** RECORDS PROVIDED follows **

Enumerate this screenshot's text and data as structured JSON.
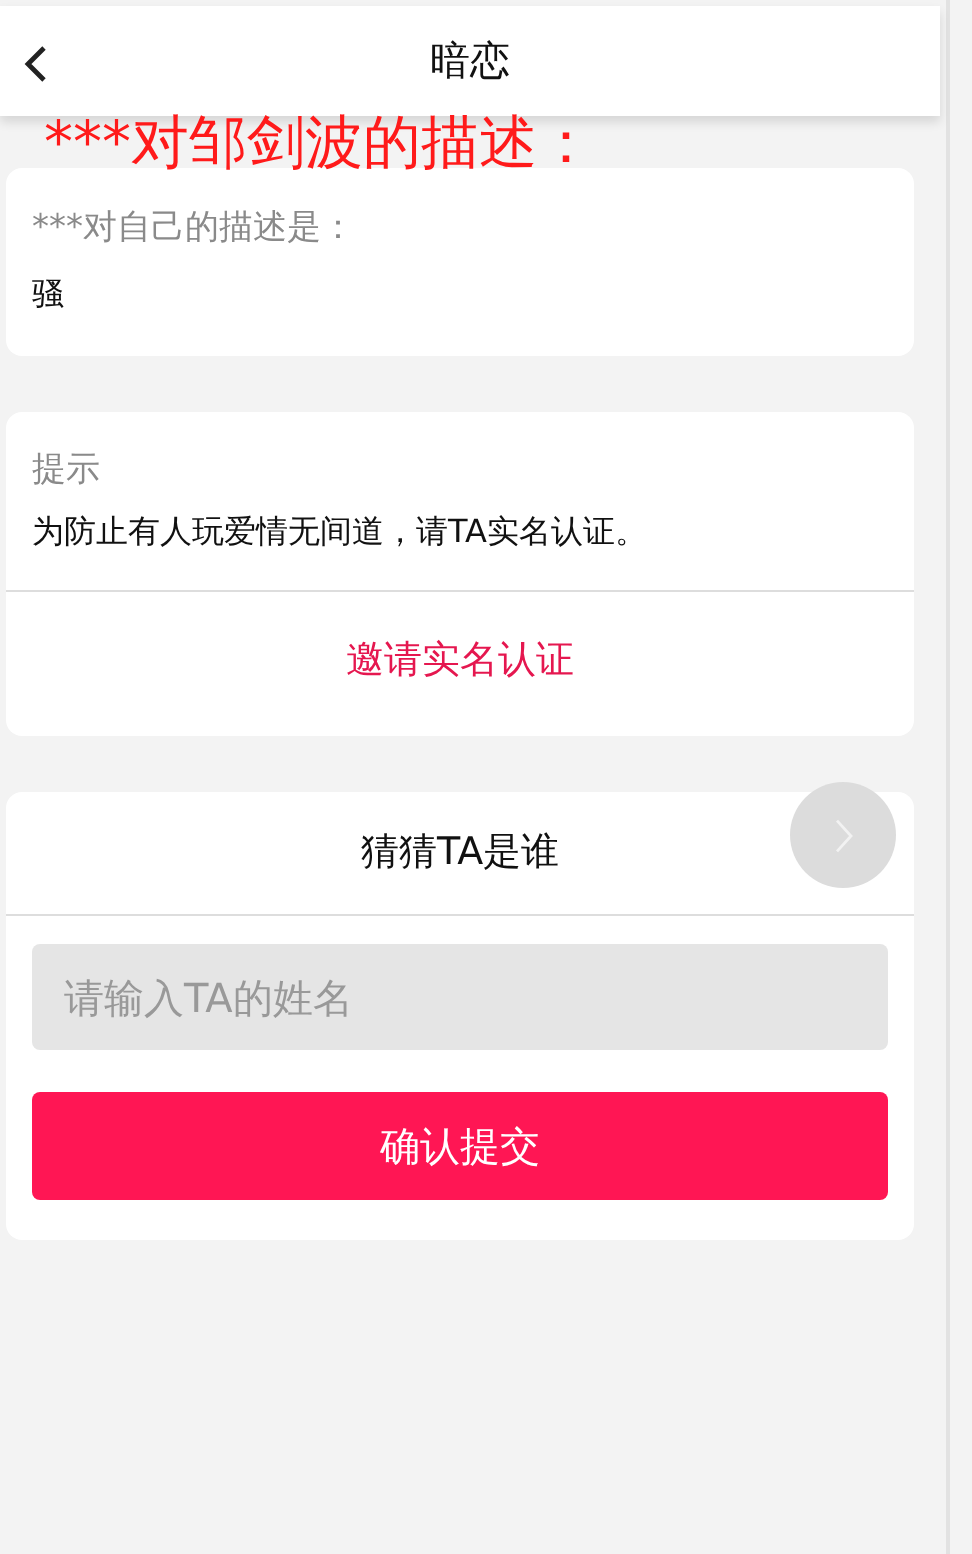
{
  "header": {
    "title": "暗恋"
  },
  "overlay_caption": "***对邹剑波的描述：",
  "self_description": {
    "label": "***对自己的描述是：",
    "value": "骚"
  },
  "notice": {
    "label": "提示",
    "message": "为防止有人玩爱情无间道，请TA实名认证。",
    "action": "邀请实名认证"
  },
  "guess": {
    "title": "猜猜TA是谁",
    "placeholder": "请输入TA的姓名",
    "submit": "确认提交"
  }
}
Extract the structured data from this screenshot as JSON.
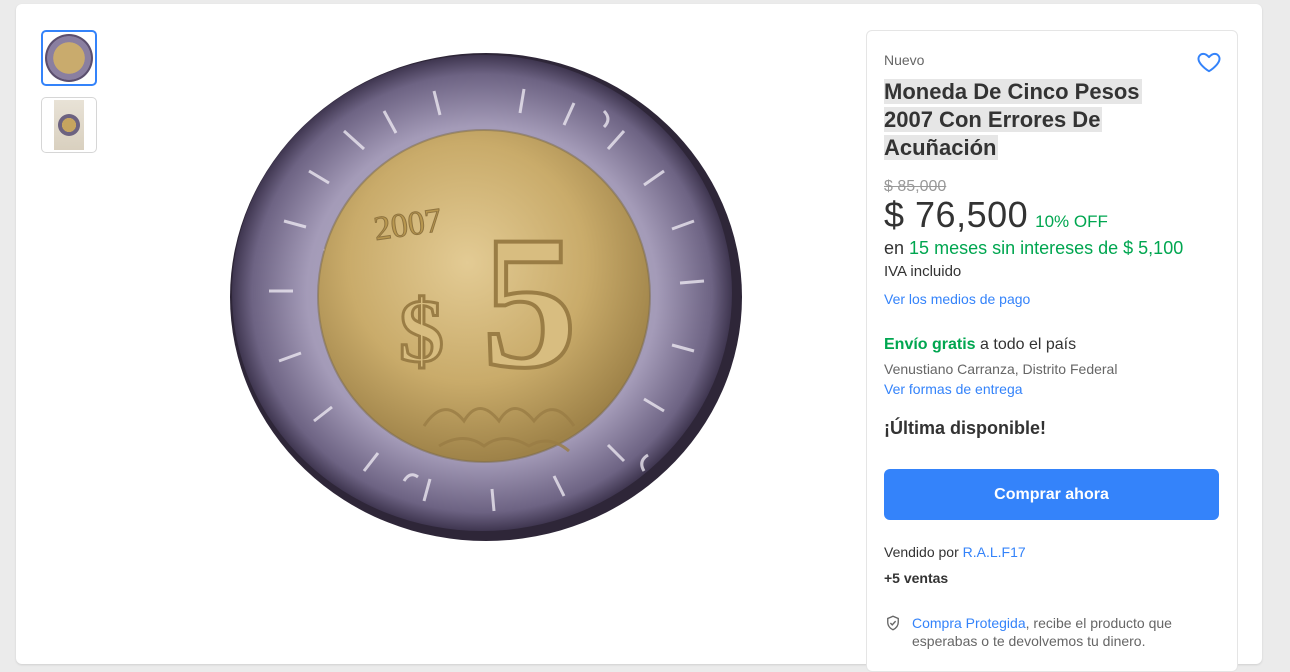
{
  "gallery": {
    "thumbnails": [
      "coin-front-thumbnail",
      "coin-photo-thumbnail"
    ],
    "coin_text": {
      "year": "2007",
      "denomination": "5",
      "currency_symbol": "$"
    }
  },
  "product": {
    "condition": "Nuevo",
    "title": "Moneda De Cinco Pesos 2007 Con Errores De Acuñación",
    "original_price": "$ 85,000",
    "price": "$ 76,500",
    "discount": "10% OFF",
    "installments_prefix": "en",
    "installments": "15 meses sin intereses de $ 5,100",
    "tax_note": "IVA incluido",
    "payment_link": "Ver los medios de pago"
  },
  "shipping": {
    "free_label": "Envío gratis",
    "scope": "a todo el país",
    "location": "Venustiano Carranza, Distrito Federal",
    "delivery_link": "Ver formas de entrega"
  },
  "stock": {
    "label": "¡Última disponible!"
  },
  "actions": {
    "buy_now": "Comprar ahora"
  },
  "seller": {
    "label": "Vendido por",
    "name": "R.A.L.F17",
    "sales": "+5 ventas"
  },
  "protection": {
    "link": "Compra Protegida",
    "text": ", recibe el producto que esperabas o te devolvemos tu dinero."
  },
  "icons": {
    "favorite": "heart-outline-icon",
    "protection": "shield-check-icon"
  },
  "colors": {
    "accent": "#3483fa",
    "green": "#00a650",
    "background": "#ebebeb"
  }
}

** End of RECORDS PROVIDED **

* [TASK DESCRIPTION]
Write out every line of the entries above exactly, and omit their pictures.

* [COMPLETED EXERCISE]
Enumerate this screenshot's text and data as structured JSON.
{
  "header": {
    "title": "暗恋"
  },
  "overlay_caption": "***对邹剑波的描述：",
  "self_description": {
    "label": "***对自己的描述是：",
    "value": "骚"
  },
  "notice": {
    "label": "提示",
    "message": "为防止有人玩爱情无间道，请TA实名认证。",
    "action": "邀请实名认证"
  },
  "guess": {
    "title": "猜猜TA是谁",
    "placeholder": "请输入TA的姓名",
    "submit": "确认提交"
  }
}
Extract the structured data from this screenshot as JSON.
{
  "gallery": {
    "thumbnails": [
      "coin-front-thumbnail",
      "coin-photo-thumbnail"
    ],
    "coin_text": {
      "year": "2007",
      "denomination": "5",
      "currency_symbol": "$"
    }
  },
  "product": {
    "condition": "Nuevo",
    "title": "Moneda De Cinco Pesos 2007 Con Errores De Acuñación",
    "original_price": "$ 85,000",
    "price": "$ 76,500",
    "discount": "10% OFF",
    "installments_prefix": "en",
    "installments": "15 meses sin intereses de $ 5,100",
    "tax_note": "IVA incluido",
    "payment_link": "Ver los medios de pago"
  },
  "shipping": {
    "free_label": "Envío gratis",
    "scope": "a todo el país",
    "location": "Venustiano Carranza, Distrito Federal",
    "delivery_link": "Ver formas de entrega"
  },
  "stock": {
    "label": "¡Última disponible!"
  },
  "actions": {
    "buy_now": "Comprar ahora"
  },
  "seller": {
    "label": "Vendido por",
    "name": "R.A.L.F17",
    "sales": "+5 ventas"
  },
  "protection": {
    "link": "Compra Protegida",
    "text": ", recibe el producto que esperabas o te devolvemos tu dinero."
  },
  "icons": {
    "favorite": "heart-outline-icon",
    "protection": "shield-check-icon"
  },
  "colors": {
    "accent": "#3483fa",
    "green": "#00a650",
    "background": "#ebebeb"
  }
}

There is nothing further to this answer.